- WORK REQUIRED
Quote the records beneath, complete and exact. Leave out images.

- Data about app and page elements
※

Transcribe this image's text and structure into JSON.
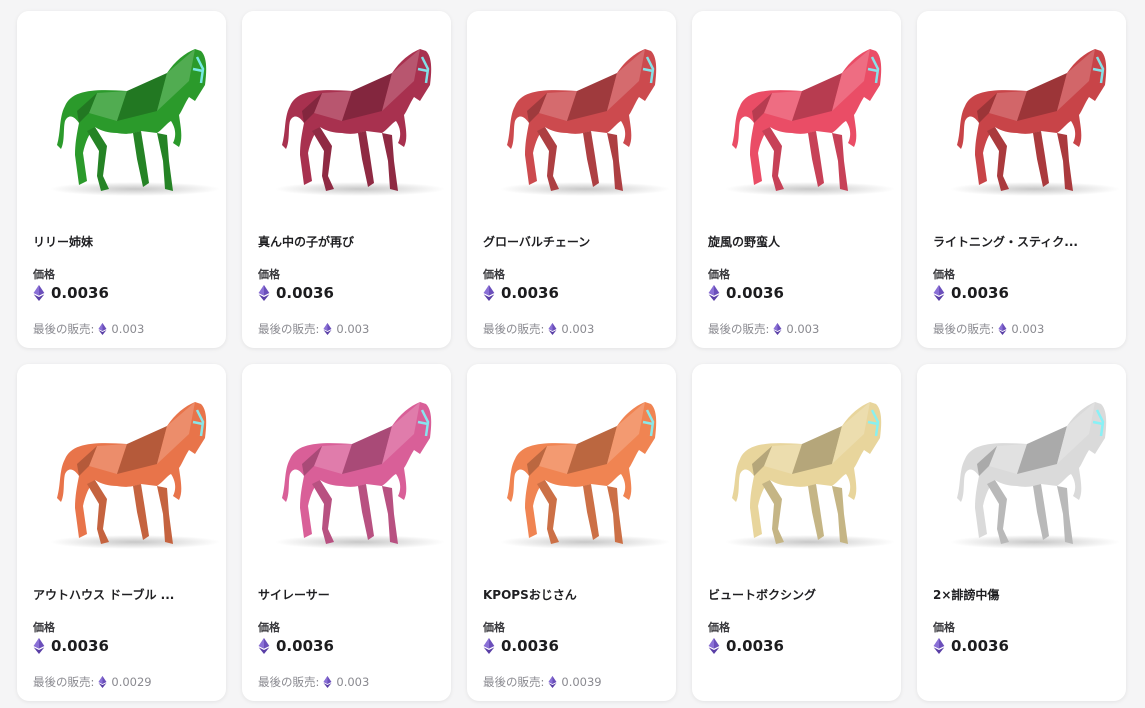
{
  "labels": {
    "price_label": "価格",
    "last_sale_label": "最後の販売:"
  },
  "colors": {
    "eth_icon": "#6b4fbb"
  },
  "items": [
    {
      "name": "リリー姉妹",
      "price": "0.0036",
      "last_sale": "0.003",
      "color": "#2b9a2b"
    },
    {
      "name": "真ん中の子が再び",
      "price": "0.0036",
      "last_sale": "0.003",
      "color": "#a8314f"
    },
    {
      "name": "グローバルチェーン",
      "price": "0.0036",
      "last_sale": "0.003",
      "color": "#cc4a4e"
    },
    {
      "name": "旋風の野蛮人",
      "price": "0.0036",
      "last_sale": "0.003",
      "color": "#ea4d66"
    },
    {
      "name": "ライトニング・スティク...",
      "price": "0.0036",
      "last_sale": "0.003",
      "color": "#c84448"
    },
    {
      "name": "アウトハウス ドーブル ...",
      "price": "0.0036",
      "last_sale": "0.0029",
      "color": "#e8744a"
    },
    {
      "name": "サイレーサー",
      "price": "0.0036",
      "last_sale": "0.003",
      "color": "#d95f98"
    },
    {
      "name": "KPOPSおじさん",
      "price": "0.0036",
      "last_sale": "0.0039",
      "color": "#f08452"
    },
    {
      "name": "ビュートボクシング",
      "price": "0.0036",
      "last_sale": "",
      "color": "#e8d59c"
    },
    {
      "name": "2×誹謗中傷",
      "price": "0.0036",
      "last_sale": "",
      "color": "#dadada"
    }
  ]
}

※

- ANSWER TO THIS PROBLEM
Transcribe this image's text and structure into JSON.
{
  "labels": {
    "price_label": "価格",
    "last_sale_label": "最後の販売:"
  },
  "colors": {
    "eth_icon": "#6b4fbb"
  },
  "items": [
    {
      "name": "リリー姉妹",
      "price": "0.0036",
      "last_sale": "0.003",
      "color": "#2b9a2b"
    },
    {
      "name": "真ん中の子が再び",
      "price": "0.0036",
      "last_sale": "0.003",
      "color": "#a8314f"
    },
    {
      "name": "グローバルチェーン",
      "price": "0.0036",
      "last_sale": "0.003",
      "color": "#cc4a4e"
    },
    {
      "name": "旋風の野蛮人",
      "price": "0.0036",
      "last_sale": "0.003",
      "color": "#ea4d66"
    },
    {
      "name": "ライトニング・スティク...",
      "price": "0.0036",
      "last_sale": "0.003",
      "color": "#c84448"
    },
    {
      "name": "アウトハウス ドーブル ...",
      "price": "0.0036",
      "last_sale": "0.0029",
      "color": "#e8744a"
    },
    {
      "name": "サイレーサー",
      "price": "0.0036",
      "last_sale": "0.003",
      "color": "#d95f98"
    },
    {
      "name": "KPOPSおじさん",
      "price": "0.0036",
      "last_sale": "0.0039",
      "color": "#f08452"
    },
    {
      "name": "ビュートボクシング",
      "price": "0.0036",
      "last_sale": "",
      "color": "#e8d59c"
    },
    {
      "name": "2×誹謗中傷",
      "price": "0.0036",
      "last_sale": "",
      "color": "#dadada"
    }
  ]
}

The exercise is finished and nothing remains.